It can be quite useful indeed! I just did a quick search and I used it over a hundred times in the user manual. Sometimes the way a menu command is described would be inserted into a bullet list elsewhere, where a group of menu commands are documented together. Sometimes a group of closely related preference panes would have a common “See Also” list they all share, that sort of stuff.

I have fixed this for the next update, but the <$include> tag will always have certain limitations. For instance, Scrivener won’t be able to convert Markdown for text files that are stored externally and included - it can only do this for text files stored in the project itself.

All the best,

Yes, MMD > HTML works. The separate compile to Web Page serves the <$include> text as raw markdown. Apologies for not being clear about this originally. I am mainly hoping to get the <$include> to work for output to ePub and Kindle, when the included file has markdown in it. Your explanation helps to explain the compile sequence. Wonder if it can/will be tweaked to work as I hope.

I think it is a significant S3 feature. Makes managing repeated text so much easier. One master file for boilerplate copyright info, another for a biography, etc.

That’s great news.

Hadn’t even thought about linking to an external file. Will have to experiment, especially to see what formatting an external <$include> file does take on.


Yeah I was about to say, in terms of common copyright pages and “about this author” type stuff: external files!

Any tips on external file type (TextEdit, Pages, etc?) or font/paragraph formatting? Or do external files take on a variable compile section layout?

It depends on what you need:

  • If you need formatting, then use RTF. TextEdit would work for that, but so would even Scrivener and then exporting the file from the binder. Pages isn’t much use as a format to anything but Pages. Apple never released the specs.
  • TXT if you don’t need formatting and want to ensure the injected text takes on whatever local formatting is around the injection point. Also if you’re using Markdown for that then TXT would work best.

The details of how all of this works—with regards to how styles are treated, formatting, compiling stage format overrides, and so on—are in §10.1.5, starting on pg. 208.

Given the flexibility, there aren’t a few simple rules.

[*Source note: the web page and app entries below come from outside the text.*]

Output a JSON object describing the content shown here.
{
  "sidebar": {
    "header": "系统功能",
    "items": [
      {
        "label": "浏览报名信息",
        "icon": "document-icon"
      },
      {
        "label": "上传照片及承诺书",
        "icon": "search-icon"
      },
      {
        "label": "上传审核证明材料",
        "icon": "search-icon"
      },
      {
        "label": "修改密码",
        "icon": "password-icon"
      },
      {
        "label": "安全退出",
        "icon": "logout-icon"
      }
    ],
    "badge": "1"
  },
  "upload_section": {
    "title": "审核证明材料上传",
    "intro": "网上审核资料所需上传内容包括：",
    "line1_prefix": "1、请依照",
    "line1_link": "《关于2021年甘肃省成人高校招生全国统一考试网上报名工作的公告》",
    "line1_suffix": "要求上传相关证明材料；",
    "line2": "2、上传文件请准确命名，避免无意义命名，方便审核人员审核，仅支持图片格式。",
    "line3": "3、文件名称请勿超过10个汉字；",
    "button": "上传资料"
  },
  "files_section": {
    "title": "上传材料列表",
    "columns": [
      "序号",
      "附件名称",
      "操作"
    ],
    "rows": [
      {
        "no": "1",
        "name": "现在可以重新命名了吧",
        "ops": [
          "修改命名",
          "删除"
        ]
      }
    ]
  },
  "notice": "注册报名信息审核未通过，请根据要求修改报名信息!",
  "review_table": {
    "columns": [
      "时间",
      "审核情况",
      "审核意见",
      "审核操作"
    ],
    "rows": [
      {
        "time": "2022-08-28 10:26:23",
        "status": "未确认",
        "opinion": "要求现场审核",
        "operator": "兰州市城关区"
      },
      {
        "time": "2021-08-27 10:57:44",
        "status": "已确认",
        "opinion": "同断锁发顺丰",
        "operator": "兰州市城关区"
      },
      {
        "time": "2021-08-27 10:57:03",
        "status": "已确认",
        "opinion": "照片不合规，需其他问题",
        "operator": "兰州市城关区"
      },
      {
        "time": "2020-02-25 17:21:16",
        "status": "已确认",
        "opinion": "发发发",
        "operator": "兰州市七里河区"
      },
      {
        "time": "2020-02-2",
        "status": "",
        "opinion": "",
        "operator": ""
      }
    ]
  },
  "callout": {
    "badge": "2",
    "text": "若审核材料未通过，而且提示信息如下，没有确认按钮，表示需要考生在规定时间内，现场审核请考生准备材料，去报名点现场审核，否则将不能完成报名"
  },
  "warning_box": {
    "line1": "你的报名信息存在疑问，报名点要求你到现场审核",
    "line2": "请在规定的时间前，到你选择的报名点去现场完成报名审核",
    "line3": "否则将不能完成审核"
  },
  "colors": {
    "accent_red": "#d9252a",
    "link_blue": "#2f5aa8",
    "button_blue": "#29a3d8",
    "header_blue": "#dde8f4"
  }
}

If you insert a plain-text snippet into an inspector footnote for example, something different is going to happen than if you import a ten page RTF file from somewhere. :slight_smile:

Thanks for all the advice.

Keith, above, says “Scrivener won’t be able to convert Markdown for text files that are stored externally”, but are you saying markdown is okay?

I have added an <$include> tag, selected it, and then chosen Edit > Add Link to link to a test RTF file on my desktop. I can’t get that to compile. I also tried <$include:/Users/username/Desktop/RTF.rtf>, but that doesn’t compile either.

<$img:/Users/username/Desktop/sample.jpg> does work for an image, so I assumed a file would work in the same away.

Will figure it out.

To clarify, I am thinking in terms of that MMD->HTML compile format. Again with that, it doesn’t matter how the text ends up as Markdown syntax with those formats. Scrivener passes along the whole compiled .txt file to the MultiMarkdown engine intact, and then it is responsible for making HTML out of it. So it doesn’t matter if your text comes from a .txt file, or from inside of a synopsis card, or a a custom meta-data field—it’s all valid formatted text because all you need to make valid formatted Markdown text is punctuation marks. No conversion necessary.

The linked method only works for binder items.

On the example you tried, I’m not sure why that isn’t working for you. I’ve tested both relative and absolute paths to files and both include fine. The only thing that doesn’t work is the UNIX ~ shorthand.

I’m back on the same page. Gracias, Ioa,

I have now got it to work with both:



Don’t know what I was doing wrong before.

The feature is brilliant.